Section 135(3) or its relation, Section 180 (3) of the 1999 Constitution cannot be invoked under the present circumstances. Nigeria is not physically at war with any country either internally or externally. In fact, one of the selling points of this administration is that President Buhari has been able to checkmate the Boko Haram elements who tried to turn the North Eastern part of Nigeria into a battle-field. Any attempt to use that as an excuse would be an admission of failure. Can Buhari afford to dismantle his own legacy as he defines it in that regard? The only war that others point to is a war between the haves and the have nots: the classical war of the classes between those who cannot have access to new notes and fuel supply, and the vast minority who in the midst of all of this, are living like ants in the midst of honey. The aggrieved are beginning to take to the streets in parts of Nigeria, driving up fears in the country that there may well be a clandestine plan to blow up the country and stop the elections. But that does not amount to any justification to invoke Section 135 (3). If the people are angry over fuel supply, give them fuel – very simple. If there are no new notes – push more money into circulation, that is what the people want.

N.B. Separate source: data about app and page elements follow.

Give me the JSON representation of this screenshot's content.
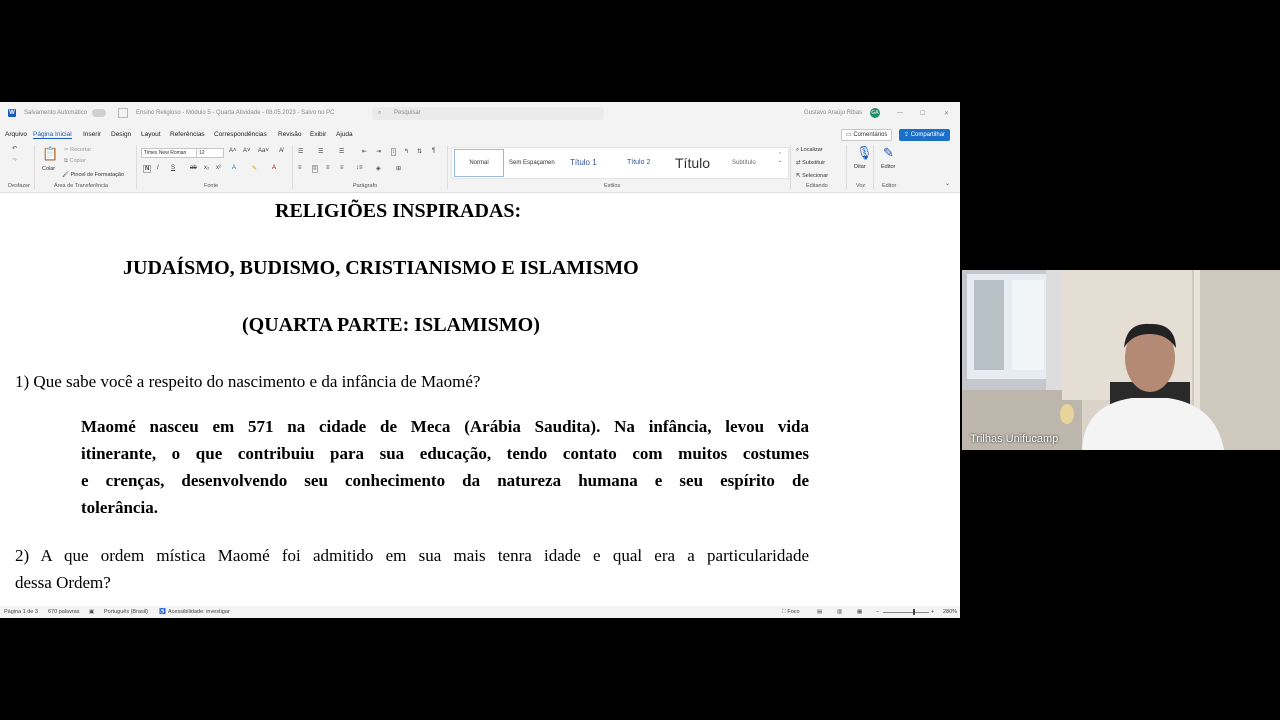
{
  "title_bar": {
    "autosave_label": "Salvamento Automático",
    "doc_title": "Ensino Religioso - Módulo 5 - Quarta Atividade - 08.05.2023 - Salvo no PC",
    "search_placeholder": "Pesquisar",
    "user_name": "Gustavo Araújo Ribas",
    "user_initials": "GA"
  },
  "menu": {
    "tabs": [
      "Arquivo",
      "Página Inicial",
      "Inserir",
      "Design",
      "Layout",
      "Referências",
      "Correspondências",
      "Revisão",
      "Exibir",
      "Ajuda"
    ],
    "active_tab": "Página Inicial",
    "comments_label": "Comentários",
    "share_label": "Compartilhar"
  },
  "ribbon": {
    "groups": [
      "Desfazer",
      "Área de Transferência",
      "Fonte",
      "Parágrafo",
      "Estilos",
      "Editando",
      "Voz",
      "Editor"
    ],
    "paste_label": "Colar",
    "cut_label": "Recortar",
    "copy_label": "Copiar",
    "format_painter_label": "Pincel de Formatação",
    "font_name": "Times New Roman",
    "font_size": "12",
    "styles": [
      "Normal",
      "Sem Espaçamen",
      "Título 1",
      "Título 2",
      "Título",
      "Subtítulo"
    ],
    "find_label": "Localizar",
    "replace_label": "Substituir",
    "select_label": "Selecionar",
    "dictate_label": "Ditar",
    "editor_label": "Editor"
  },
  "document": {
    "heading1": "RELIGIÕES INSPIRADAS:",
    "heading2": "JUDAÍSMO, BUDISMO, CRISTIANISMO E ISLAMISMO",
    "heading3": "(QUARTA PARTE: ISLAMISMO)",
    "question1": "1) Que sabe você a respeito do nascimento e da infância de Maomé?",
    "answer1_lines": [
      "Maomé nasceu em 571 na cidade de Meca (Arábia Saudita). Na infância, levou vida",
      "itinerante, o que contribuiu para sua educação, tendo contato com muitos costumes",
      "e crenças, desenvolvendo seu conhecimento da natureza humana e seu espírito de",
      "tolerância."
    ],
    "question2_lines": [
      "2) A que ordem mística Maomé foi admitido em sua mais tenra idade e qual era a particularidade",
      "dessa Ordem?"
    ]
  },
  "status_bar": {
    "page": "Página 1 de 3",
    "words": "670 palavras",
    "language": "Português (Brasil)",
    "accessibility": "Acessibilidade: investigar",
    "focus": "Foco",
    "zoom": "280%"
  },
  "video": {
    "participant_name": "Trilhas Unifucamp"
  },
  "colors": {
    "accent": "#185abd",
    "share_button": "#1a6fc9",
    "avatar": "#1f8f6a"
  }
}
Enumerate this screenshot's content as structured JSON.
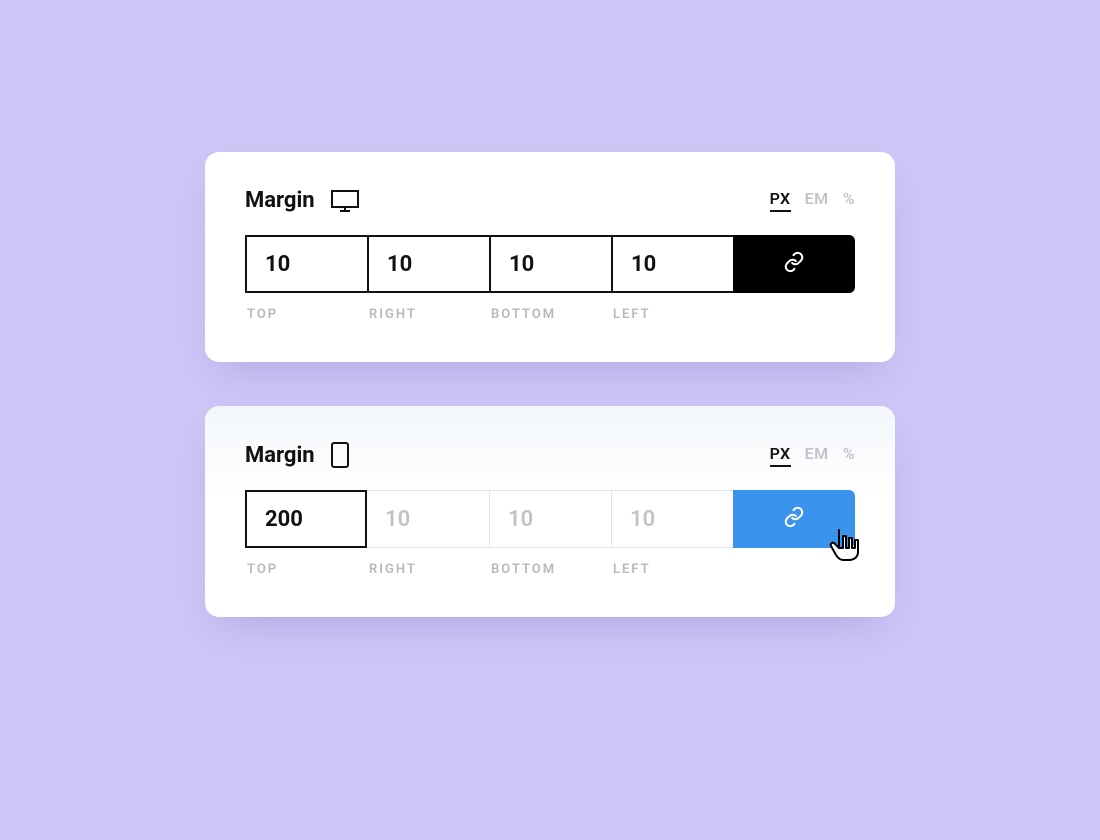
{
  "panels": [
    {
      "title": "Margin",
      "device": "desktop",
      "units": {
        "px": "PX",
        "em": "EM",
        "pct": "%"
      },
      "active_unit": "PX",
      "values": {
        "top": "10",
        "right": "10",
        "bottom": "10",
        "left": "10"
      },
      "linked": true,
      "link_color": "#000000"
    },
    {
      "title": "Margin",
      "device": "mobile",
      "units": {
        "px": "PX",
        "em": "EM",
        "pct": "%"
      },
      "active_unit": "PX",
      "values": {
        "top": "200",
        "right": "10",
        "bottom": "10",
        "left": "10"
      },
      "linked": false,
      "link_color": "#3a94ee",
      "hover": true
    }
  ],
  "labels": {
    "top": "TOP",
    "right": "RIGHT",
    "bottom": "BOTTOM",
    "left": "LEFT"
  }
}
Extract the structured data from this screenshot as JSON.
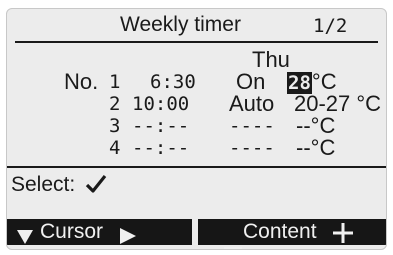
{
  "header": {
    "title": "Weekly timer",
    "page": "1/2"
  },
  "day": "Thu",
  "rows": [
    {
      "label": "No.",
      "num": "1",
      "time": "6:30",
      "mode": "On",
      "temp_highlight": "28",
      "temp_rest": "°C"
    },
    {
      "label": "",
      "num": "2",
      "time": "10:00",
      "mode": "Auto",
      "temp_highlight": "",
      "temp_rest": "20-27 °C"
    },
    {
      "label": "",
      "num": "3",
      "time": "--:--",
      "mode": "----",
      "temp_highlight": "",
      "temp_rest": "--°C"
    },
    {
      "label": "",
      "num": "4",
      "time": "--:--",
      "mode": "----",
      "temp_highlight": "",
      "temp_rest": "--°C"
    }
  ],
  "select": {
    "label": "Select:",
    "icon": "check-icon"
  },
  "buttons": {
    "cursor_label": "Cursor",
    "content_label": "Content"
  },
  "colors": {
    "screen": "#ececec",
    "ink": "#1a1a1a",
    "button_bg": "#161616"
  }
}
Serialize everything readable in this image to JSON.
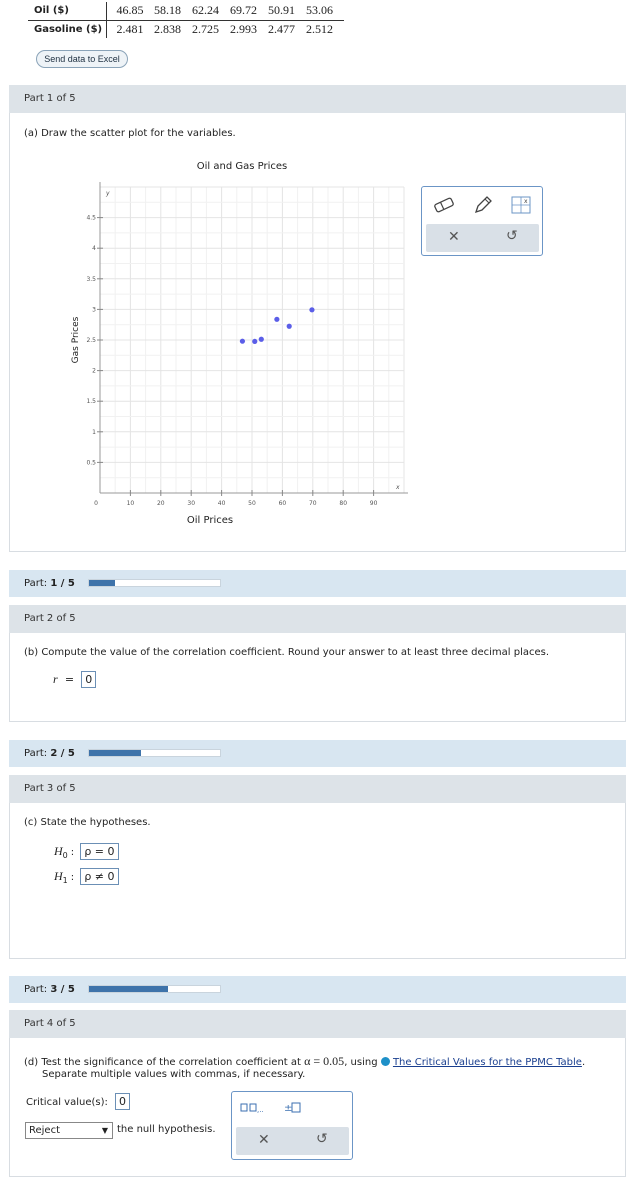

The cash scarcity matter has now even become so ridiculous that three Northern state governments are going to court – Kaduna, Kogi and Zamfara to seek an order to compel the Federal Government and the CBN to extend the deadline for the validity of the old N200, N500, and N1, 000 notes. The three states are all ruled by members of the All Progressives Congress (APC) in a further demonstration of how 18 days to Nigeria’s general elections, the ruling party is locked in intra-party wrangling. In the meantime, an Abuja High Court has barred the President and the CBN from suspending, stopping, or extending the new currency and cash limit policy. The motion ex parte which was filed by the Action Alliance (AA), Action Peoples Party (APP), Allied People’s Movement (APM), and the National Rescue Movement (NRM), against the President of Nigeria, the CBN, the Governor of the CBN and 23 others as respondents was determined in favour of the plaintiffs, and the matter adjourned to 14th February 2023. Thirteen political parties are also threatening to pull out of the election! Nigeria is being turned into a “Fuji House of Commotion.” In case anyone is tone-deaf, President Muhammadu Buhari’s tenure ends on May 29, 2023. He must not spend a day longer in the Presidential Villa. He must not leave any surrogates behind, in the name of an interim government or any such contraption. The National Assembly of Nigeria must not lend itself to any form of mischief, cooked up by the enemies of Nigeria. The minimum that President Buhari is obliged to do is to leave this country as he met it – a civilian democracy, even if badly wounded.